When COVID-19 hit the U.S. and upended daily life, Nicholas Harriel, OMS III, leaned into his commitment to the Student Osteopathic Medical Association (SOMA) and the students he had connected with through the organization.
“The camaraderie between my peers kept me centered, even when the idea of the future was disorienting,” he says.
On March 6, Nicholas Harriel, OMS III, became SOMA president. SOMA aims to educate and prepare future leaders and advocates within the osteopathic medical profession on both national and campus levels.
In this edited Q&A, Harriel discusses his top priorities for his one-year term, how he first got involved with SOMA and how the organization has helped him maintain a sense of normalcy during the pandemic.
What are some of your priorities as you start your term?
We also just solidified our strategic plan for the next three years, which includes some very robust projects and what should be rewarding, impactful goals to achieve.
We will hit the ground running and work to better incorporate diversity within our structure, strengthen our affiliate and stakeholder relationships, expand our affiliate and partner relationships, and begin groundbreaking work to strengthen our connections with SOMA Alumni and PreSOMA (premed) organizations.
How did you first become involved with SOMA?
I first became involved in the SOMA chapter at NYIT College of Osteopathic Medicine at Arkansas State University. In the first few years that the chapter had existed, members established an after-school program with an elementary school, volunteered countless hours in the commmunity, and worked with institutions to educate the area and future DO candidates on the principles of osteopathic medicine.
Some of our founding members went on to join National SOMA, and I was inspired by our short but rich legacy of “movers and shakers.” These were students who were just as dedicated to their studies as they were to their school, peers and community.
I wanted to give back and engage with the community in the same way.
How has SOMA helped you stay connected during the pandemic?
SOMA has kept me grounded during the pandemic.

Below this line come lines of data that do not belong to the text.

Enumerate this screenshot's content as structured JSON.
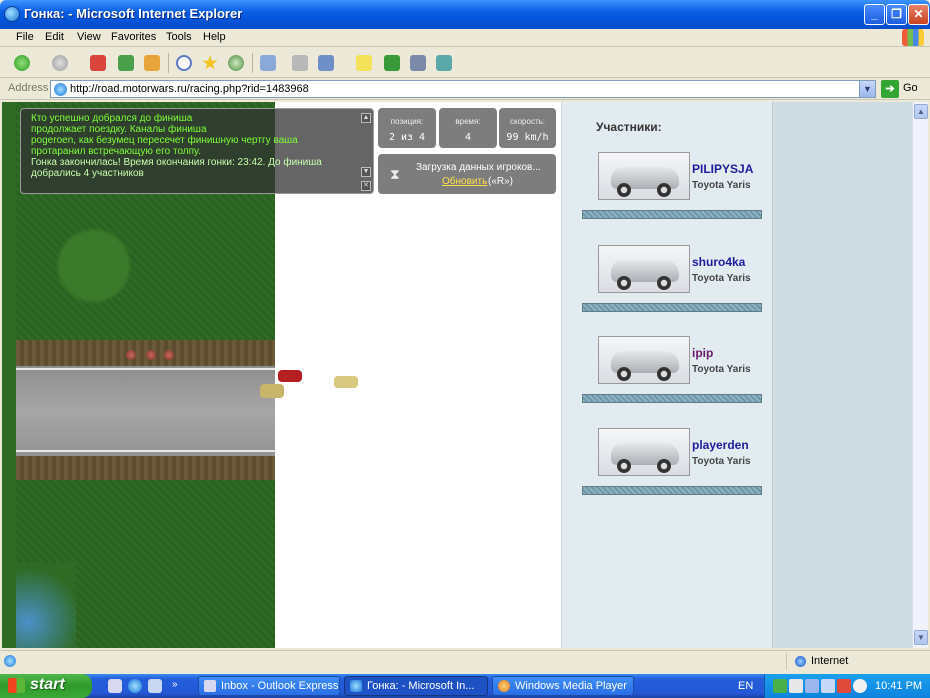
{
  "window": {
    "title": "Гонка: - Microsoft Internet Explorer"
  },
  "menu": {
    "items": [
      "File",
      "Edit",
      "View",
      "Favorites",
      "Tools",
      "Help"
    ]
  },
  "address": {
    "label": "Address",
    "url": "http://road.motorwars.ru/racing.php?rid=1483968",
    "go_label": "Go"
  },
  "console": {
    "lines": [
      "Кто успешно добрался до финиша",
      "продолжает поездку. Каналы финиша",
      "pogeroen, как безумец пересечет финишную чертгу ваша",
      "протаранил встречающую его толпу.",
      "Гонка закончилась! Время окончания гонки: 23:42. До финиша",
      "добрались 4 участников"
    ],
    "line_colors": [
      "#7cff3a",
      "#7cff3a",
      "#7cff3a",
      "#7cff3a",
      "#c8ffae",
      "#c8ffae"
    ]
  },
  "stats": [
    {
      "label": "позиция:",
      "value": "2 из 4"
    },
    {
      "label": "время:",
      "value": "4"
    },
    {
      "label": "скорость:",
      "value": "99 km/h"
    }
  ],
  "loading": {
    "message": "Загрузка данных игроков...",
    "refresh_label": "Обновить",
    "hotkey": "(«R»)"
  },
  "participants": {
    "heading": "Участники:",
    "items": [
      {
        "name": "PILIPYSJA",
        "model": "Toyota Yaris",
        "name_color": "#1d1d9e"
      },
      {
        "name": "shuro4ka",
        "model": "Toyota Yaris",
        "name_color": "#1d1d9e"
      },
      {
        "name": "ipip",
        "model": "Toyota Yaris",
        "name_color": "#6a1a6a"
      },
      {
        "name": "playerden",
        "model": "Toyota Yaris",
        "name_color": "#1d1d9e"
      }
    ]
  },
  "statusbar": {
    "zone": "Internet"
  },
  "taskbar": {
    "start_label": "start",
    "tasks": [
      {
        "label": "Inbox - Outlook Express",
        "active": false
      },
      {
        "label": "Гонка: - Microsoft In...",
        "active": true
      },
      {
        "label": "Windows Media Player",
        "active": false
      }
    ],
    "language": "EN",
    "clock": "10:41 PM"
  }
}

At the national level, it gave me a sense of direction and purpose in a very, very isolating and weird year.
Over the past year, my peers and I did the following, among many other things:
- Advocated on multiple issues immediately facing our student colleagues
- Educated premed students on the amazing aspects of osteopathic medicine
- Created opportunities for academic development by holding research symposiums
- Delivered resources to those applying to residency
- Offered multiple virtual wellness opportunities to help break down the walls of isolation
- Provided training to help fight the opioid crisis
SOMA has given me family, hope and direction, and it has been a means to improve the lives of my peers, patients and future profession. Perhaps most importantly this past year, SOMA gave my peers and me a sense of normalcy.
What advice do you have for students looking to get more involved?
Our chapters do amazing work within their schools and communities. It is also where a great deal of personal and professional growth occurs in order to prepare members who will go on to become leaders within National SOMA and the osteopathic profession.
There are a lot of benefits to seeking involvement within a chapter early into one’s medical school career. Once you get started there, National SOMA offers an array of opportunities in advocacy, programming, and service. These are perfect openings for medical students at all levels in their education.
I encourage my peers to reach out to their chapters and look for ways they can grow with them. When they are ready, National SOMA will be there to help them take their advocacy and leadership to the next level.